Items from an interface collection

⁂

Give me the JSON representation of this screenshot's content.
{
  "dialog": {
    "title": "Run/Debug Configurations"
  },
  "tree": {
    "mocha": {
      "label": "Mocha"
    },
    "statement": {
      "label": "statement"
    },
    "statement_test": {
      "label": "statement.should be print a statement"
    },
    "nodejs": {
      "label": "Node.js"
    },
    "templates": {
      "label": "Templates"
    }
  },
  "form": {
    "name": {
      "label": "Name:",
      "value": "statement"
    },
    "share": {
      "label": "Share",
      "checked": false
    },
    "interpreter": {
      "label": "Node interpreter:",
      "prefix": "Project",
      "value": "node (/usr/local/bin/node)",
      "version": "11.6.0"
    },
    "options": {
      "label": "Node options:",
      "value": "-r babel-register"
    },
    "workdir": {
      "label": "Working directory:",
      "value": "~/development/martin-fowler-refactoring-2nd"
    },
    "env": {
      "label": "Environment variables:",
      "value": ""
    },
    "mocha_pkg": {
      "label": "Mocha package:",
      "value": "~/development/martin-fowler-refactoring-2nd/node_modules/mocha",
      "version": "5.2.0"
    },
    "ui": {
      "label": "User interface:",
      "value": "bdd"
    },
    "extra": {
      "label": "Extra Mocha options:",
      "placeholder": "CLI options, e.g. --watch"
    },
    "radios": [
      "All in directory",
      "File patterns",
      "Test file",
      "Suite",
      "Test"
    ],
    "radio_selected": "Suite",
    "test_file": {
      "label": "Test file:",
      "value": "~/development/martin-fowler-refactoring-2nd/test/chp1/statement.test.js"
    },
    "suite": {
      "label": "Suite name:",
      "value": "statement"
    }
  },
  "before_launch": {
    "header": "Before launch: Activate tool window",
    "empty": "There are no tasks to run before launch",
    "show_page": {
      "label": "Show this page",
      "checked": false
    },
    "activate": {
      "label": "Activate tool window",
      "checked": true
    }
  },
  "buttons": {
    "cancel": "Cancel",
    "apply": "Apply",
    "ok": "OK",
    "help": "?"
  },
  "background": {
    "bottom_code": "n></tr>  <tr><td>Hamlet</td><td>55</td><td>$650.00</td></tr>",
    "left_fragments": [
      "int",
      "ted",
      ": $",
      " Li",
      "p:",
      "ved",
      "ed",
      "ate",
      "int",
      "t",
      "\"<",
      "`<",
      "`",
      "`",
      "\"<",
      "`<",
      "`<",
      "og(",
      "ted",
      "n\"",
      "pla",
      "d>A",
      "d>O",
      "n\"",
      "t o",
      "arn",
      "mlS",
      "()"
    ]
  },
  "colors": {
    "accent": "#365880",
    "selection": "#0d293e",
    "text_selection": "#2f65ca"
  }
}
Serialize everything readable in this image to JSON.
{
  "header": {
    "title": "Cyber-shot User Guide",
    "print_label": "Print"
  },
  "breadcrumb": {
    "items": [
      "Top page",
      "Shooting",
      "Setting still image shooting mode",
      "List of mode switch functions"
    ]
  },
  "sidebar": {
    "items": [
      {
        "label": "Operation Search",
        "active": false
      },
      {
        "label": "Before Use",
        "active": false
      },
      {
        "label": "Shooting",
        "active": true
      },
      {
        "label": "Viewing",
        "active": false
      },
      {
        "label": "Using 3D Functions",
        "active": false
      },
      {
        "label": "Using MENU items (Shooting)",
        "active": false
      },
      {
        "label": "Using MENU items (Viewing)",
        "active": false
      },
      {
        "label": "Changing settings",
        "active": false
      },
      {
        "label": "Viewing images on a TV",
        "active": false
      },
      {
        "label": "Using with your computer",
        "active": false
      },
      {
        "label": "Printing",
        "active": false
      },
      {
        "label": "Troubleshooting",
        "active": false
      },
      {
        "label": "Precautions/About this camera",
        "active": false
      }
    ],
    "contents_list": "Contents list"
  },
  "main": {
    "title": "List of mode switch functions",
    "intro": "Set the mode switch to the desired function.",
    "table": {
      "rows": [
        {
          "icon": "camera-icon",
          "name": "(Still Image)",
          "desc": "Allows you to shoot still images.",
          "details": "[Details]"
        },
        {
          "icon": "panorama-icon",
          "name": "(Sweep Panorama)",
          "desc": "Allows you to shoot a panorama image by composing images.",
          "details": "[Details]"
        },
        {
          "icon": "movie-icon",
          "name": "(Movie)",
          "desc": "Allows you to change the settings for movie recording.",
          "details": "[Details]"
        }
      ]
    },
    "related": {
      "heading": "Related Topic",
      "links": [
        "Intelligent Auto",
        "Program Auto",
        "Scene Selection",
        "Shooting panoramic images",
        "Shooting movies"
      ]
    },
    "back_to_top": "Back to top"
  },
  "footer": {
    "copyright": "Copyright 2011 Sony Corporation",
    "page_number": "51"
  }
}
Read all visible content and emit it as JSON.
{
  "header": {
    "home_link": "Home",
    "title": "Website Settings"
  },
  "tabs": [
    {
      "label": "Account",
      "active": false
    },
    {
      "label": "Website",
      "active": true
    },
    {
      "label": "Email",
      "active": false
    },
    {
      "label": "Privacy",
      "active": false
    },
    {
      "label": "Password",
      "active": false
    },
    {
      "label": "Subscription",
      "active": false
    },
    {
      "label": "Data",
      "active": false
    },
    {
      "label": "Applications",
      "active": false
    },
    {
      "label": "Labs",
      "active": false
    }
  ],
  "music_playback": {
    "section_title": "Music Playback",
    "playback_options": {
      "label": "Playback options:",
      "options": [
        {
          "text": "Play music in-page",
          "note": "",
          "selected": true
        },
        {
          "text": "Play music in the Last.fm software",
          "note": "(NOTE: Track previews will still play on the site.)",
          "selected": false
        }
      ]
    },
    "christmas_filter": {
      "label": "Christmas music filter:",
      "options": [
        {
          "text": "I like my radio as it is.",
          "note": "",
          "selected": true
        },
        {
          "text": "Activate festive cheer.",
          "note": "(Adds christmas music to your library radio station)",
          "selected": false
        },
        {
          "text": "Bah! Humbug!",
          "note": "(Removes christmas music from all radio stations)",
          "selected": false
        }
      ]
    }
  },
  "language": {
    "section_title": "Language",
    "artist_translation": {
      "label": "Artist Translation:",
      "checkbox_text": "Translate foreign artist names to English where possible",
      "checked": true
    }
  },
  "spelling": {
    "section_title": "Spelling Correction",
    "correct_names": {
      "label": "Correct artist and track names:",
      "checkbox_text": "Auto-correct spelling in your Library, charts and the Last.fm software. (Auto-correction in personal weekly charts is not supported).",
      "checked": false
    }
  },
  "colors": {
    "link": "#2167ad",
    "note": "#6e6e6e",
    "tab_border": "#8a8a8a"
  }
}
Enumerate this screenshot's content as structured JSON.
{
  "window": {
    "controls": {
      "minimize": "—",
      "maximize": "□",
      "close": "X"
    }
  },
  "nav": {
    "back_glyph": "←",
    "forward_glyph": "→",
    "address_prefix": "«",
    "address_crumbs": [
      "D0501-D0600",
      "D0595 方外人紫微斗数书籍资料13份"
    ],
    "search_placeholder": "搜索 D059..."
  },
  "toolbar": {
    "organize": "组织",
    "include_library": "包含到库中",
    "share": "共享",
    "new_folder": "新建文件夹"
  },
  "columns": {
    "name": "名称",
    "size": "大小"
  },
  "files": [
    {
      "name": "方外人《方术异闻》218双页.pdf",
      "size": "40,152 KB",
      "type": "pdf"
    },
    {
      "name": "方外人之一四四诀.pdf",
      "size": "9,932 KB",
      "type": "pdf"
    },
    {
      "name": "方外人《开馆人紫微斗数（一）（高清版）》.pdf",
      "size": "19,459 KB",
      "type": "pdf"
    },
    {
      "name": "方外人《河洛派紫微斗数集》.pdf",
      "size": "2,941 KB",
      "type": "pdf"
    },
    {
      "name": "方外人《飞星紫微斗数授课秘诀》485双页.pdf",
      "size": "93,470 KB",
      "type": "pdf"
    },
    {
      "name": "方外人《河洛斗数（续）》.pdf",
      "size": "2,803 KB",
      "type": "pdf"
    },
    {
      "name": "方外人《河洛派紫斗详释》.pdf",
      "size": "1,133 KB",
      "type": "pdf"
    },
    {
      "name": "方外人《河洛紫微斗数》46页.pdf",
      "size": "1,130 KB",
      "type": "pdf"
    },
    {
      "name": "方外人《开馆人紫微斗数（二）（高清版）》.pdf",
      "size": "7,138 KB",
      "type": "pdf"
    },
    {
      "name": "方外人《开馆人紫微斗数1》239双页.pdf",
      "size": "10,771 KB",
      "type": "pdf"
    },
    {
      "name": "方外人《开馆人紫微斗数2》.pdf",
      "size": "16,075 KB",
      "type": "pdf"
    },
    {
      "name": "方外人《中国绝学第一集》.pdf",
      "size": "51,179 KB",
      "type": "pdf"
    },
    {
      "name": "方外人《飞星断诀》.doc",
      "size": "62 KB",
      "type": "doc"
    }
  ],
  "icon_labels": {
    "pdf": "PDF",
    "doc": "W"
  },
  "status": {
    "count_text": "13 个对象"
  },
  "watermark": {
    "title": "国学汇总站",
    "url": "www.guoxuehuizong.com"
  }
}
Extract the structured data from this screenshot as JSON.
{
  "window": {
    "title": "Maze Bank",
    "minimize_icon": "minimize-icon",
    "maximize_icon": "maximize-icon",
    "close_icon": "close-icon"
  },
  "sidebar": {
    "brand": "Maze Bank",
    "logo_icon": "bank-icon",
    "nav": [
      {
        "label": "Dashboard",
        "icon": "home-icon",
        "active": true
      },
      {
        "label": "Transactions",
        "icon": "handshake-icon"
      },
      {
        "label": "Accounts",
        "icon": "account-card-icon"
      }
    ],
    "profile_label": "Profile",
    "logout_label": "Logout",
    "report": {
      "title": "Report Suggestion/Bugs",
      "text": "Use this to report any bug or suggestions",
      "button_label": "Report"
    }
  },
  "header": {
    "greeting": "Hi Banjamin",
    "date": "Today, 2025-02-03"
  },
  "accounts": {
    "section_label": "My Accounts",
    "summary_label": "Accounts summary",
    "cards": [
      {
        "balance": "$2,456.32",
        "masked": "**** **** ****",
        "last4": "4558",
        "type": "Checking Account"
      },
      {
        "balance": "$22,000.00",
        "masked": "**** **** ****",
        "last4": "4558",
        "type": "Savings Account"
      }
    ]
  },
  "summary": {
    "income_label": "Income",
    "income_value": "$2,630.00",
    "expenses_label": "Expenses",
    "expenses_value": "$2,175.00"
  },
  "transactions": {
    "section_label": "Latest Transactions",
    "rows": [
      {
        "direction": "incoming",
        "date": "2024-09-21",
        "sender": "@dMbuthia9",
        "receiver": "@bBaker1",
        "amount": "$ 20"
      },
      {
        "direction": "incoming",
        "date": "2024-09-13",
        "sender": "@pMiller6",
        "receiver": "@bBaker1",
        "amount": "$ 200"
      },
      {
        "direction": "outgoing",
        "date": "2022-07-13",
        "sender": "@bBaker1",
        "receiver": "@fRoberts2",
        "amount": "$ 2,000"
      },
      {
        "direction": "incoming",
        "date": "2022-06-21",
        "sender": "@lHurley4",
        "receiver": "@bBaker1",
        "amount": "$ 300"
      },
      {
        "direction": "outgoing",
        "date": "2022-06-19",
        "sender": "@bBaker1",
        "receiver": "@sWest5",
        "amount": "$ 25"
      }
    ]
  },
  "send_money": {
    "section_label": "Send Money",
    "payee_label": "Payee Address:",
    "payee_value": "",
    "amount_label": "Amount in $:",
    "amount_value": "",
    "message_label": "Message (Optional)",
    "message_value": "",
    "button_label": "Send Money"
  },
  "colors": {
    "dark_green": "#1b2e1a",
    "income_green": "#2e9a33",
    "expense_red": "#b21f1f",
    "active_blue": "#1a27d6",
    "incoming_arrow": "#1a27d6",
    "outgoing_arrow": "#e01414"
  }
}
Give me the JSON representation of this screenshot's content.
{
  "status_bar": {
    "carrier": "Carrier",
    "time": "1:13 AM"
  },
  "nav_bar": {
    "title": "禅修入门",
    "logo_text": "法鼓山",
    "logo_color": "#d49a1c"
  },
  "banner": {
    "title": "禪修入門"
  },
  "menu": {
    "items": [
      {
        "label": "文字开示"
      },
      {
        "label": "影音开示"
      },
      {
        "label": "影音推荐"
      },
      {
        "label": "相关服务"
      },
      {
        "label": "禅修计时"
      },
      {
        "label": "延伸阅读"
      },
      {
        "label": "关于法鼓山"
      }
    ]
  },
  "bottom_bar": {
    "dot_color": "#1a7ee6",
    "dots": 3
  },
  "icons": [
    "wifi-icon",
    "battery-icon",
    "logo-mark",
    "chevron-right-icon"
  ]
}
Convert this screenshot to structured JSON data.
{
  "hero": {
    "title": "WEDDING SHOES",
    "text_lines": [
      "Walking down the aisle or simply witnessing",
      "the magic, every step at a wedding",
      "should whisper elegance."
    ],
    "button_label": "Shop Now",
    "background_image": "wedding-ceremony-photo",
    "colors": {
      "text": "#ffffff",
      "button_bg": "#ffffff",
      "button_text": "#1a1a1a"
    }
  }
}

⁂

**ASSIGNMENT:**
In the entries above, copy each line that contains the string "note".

**SOLUTION TO THIS EXERCISE:**
          "note": "",
          "note": "(NOTE: Track previews will still play on the site.)",
          "note": "",
          "note": "(Adds christmas music to your library radio station)",
          "note": "(Removes christmas music from all radio stations)",
    "note": "#6e6e6e",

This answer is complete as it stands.